_Goal of the exercise:_ In the listing below, every line with the word "структуры" needs to be copied.

━━━ Information given ━━━

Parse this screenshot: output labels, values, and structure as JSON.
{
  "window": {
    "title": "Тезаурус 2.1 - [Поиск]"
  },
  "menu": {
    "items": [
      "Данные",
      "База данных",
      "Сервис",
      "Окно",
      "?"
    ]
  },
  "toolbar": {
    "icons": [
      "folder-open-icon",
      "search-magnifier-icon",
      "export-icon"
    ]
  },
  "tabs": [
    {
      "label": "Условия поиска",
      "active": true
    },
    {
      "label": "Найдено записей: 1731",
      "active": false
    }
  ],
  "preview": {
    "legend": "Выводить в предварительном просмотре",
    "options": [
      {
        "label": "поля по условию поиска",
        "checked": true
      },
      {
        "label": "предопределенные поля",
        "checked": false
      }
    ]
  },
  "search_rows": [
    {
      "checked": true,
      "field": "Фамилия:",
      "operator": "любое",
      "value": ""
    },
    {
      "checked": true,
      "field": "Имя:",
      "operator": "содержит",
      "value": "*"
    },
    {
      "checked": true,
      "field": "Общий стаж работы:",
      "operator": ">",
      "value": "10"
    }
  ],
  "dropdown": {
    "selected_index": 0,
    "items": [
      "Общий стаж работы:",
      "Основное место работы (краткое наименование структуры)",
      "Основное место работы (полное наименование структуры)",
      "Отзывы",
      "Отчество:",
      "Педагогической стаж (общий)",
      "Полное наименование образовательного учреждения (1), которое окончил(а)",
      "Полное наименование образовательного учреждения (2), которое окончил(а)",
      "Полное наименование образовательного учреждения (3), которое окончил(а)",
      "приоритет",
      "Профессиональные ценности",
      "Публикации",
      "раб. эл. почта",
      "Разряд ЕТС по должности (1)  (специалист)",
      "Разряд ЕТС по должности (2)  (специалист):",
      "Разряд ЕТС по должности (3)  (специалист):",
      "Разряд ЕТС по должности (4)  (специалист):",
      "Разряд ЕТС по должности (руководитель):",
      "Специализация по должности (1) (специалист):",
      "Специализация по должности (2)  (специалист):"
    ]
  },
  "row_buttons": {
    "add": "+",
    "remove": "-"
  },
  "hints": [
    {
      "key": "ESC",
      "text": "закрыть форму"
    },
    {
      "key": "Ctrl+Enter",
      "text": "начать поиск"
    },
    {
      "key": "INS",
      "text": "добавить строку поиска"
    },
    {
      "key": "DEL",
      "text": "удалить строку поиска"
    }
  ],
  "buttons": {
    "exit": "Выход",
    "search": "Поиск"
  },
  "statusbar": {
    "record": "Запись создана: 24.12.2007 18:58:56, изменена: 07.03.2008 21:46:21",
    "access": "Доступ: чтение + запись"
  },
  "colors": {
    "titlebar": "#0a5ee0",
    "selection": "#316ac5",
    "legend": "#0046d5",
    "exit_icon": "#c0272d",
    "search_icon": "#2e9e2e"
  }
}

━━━

_Response to this task:_
      "Основное место работы (краткое наименование структуры)",
      "Основное место работы (полное наименование структуры)",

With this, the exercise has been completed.